Instagram influencers are often white, now brands behind them are getting pushback Watch
I would say something like "it's not about ethnic diversity, it's about intellectual diversity". But Instagram "influencers" aren't really the brightest bunch. Anyway, who the frickety frick frick cares?
It's impressive how often people seem to forget this rather basic fact. Especially when they make the twin demands of adverts/tv/movies etc. being representative but also having at least half ethnic minorities... two demands that would seem mutually exclusive.
For me, loosing the nuance, especially statistical awareness of diversity issues actually ends up hurting other minorities far more then it hurts white people. For example the mass grouping of white-vs 'BAME' in generalized diversity statistics can have awful affects on smaller non-black minorities.. for example it becomes easy for the premier league to claim their player base is highly diverse because they have an above average number of BAME players compared to the population, but with just a glance at the statistics you can see that its actually a vast over-representation of black players, and a vast under-representation of Asian players. etc.
Now here's the problem. These leftists are the true racist people on the planet. They are pointing fingers at people and saying "we don't want to see anymore white people" and they put people of different skin colours over whites because they are seen as a "bigger priority", does that sound familiar?. A lot of leftist white people tend to self-loathe about their race as well which is just disgraceful. These clowns will learn that one day, no one will look at each other on the basis of their skin colour and these ridiculous criticisms will cease to exist because of that. **** the left and their disgraceful racist comments
- Political Ambassador
Brands are being called out on Instagram for hosting trips where the groups of influencers are not diverse.
Last week, the clothing chain Altar'd State posted a "blogger adventure" in Denver with a group of Instagram influencers clad in the brand's flowy cardigans, skinny jeans and faux-snakeskin boots.
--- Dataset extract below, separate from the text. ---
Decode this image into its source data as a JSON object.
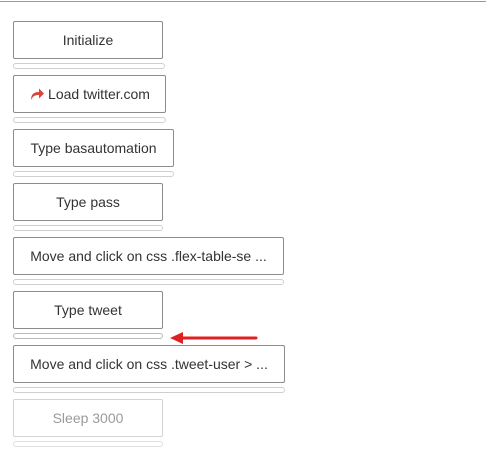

The colors of sweaters were varied. But when it came to the clothing models, things looked pretty one note. With the exception of one brunette, each of the influencers was blond.
The reaction was swift.
"There's something missing in this photo," one commenter mused. "Diversity. Have ya heard of it?"
Diversity experts say it's good business to cater to more demographics.
Some brands like Soma have carefully crafted how they do influencer marketing to be inclusive.
Another wrote: "Why is your Instagram account all skinny white girls? This is 2019, there is a lot more diverse girls out there who needs to be seen. I like your stuff. But this is not OK. Wish there were more diversity in your marketing."
Blogger Stephanie Yeboah wrote for Metro UK earlier this year about the "blatant sidelining and absence of women of color" in the influencer agency space.
"By exclusively using white influencers to tout holiday experiences, beauty and skincare products and fashion pieces, the story being told is that these experiences are only available to white people," she wrote. "Only white women use luxury skincare. Only white, slim women go on holiday. Only white women wear a certain brand's fashion pieces. It needs to stop."
"Black households have trillions in spending power," she wrote. "And you're ignoring the market."
Tenise pointed to a Nielsen report that indicated African Americans are 14% of the U.S. population, and $1.2 trillion in annual purchases. But even so, many brands don't think about including people of color in their events and influencer trips as much as they should.
Tenise sees a few reasons for this. She said at marketing firms she interacts with, she sees higher up positions predominantly held by white women. People of color often aren't advancing to these roles and having a say, she said. The people holding the reins of running influencer campaigns may be well-intentioned, but they don't realize they have a bias, she said.
It isn't good business to sideline potential customers. Online activism to increase representation - or lambast lagging progress - is part of the natural workings of the free market. Why is it, then, that libertarians tend to bristle at the thought of catering to certain sections of the market?
That being said though, the ethos of your post (that it’s wrong) is incorrect. While there are some social justice warriors turned off by whitewashing the vast majority of the target audience does not care. What they want to see is beauty, a (often unobtainable) aspiration and global society has deemed the white, blond, female to be the apex of femininity.
Although many firms are pandering to diversity the truth is that the market for whitening products among black women is growing extremely quickly.
A white world cured of racism.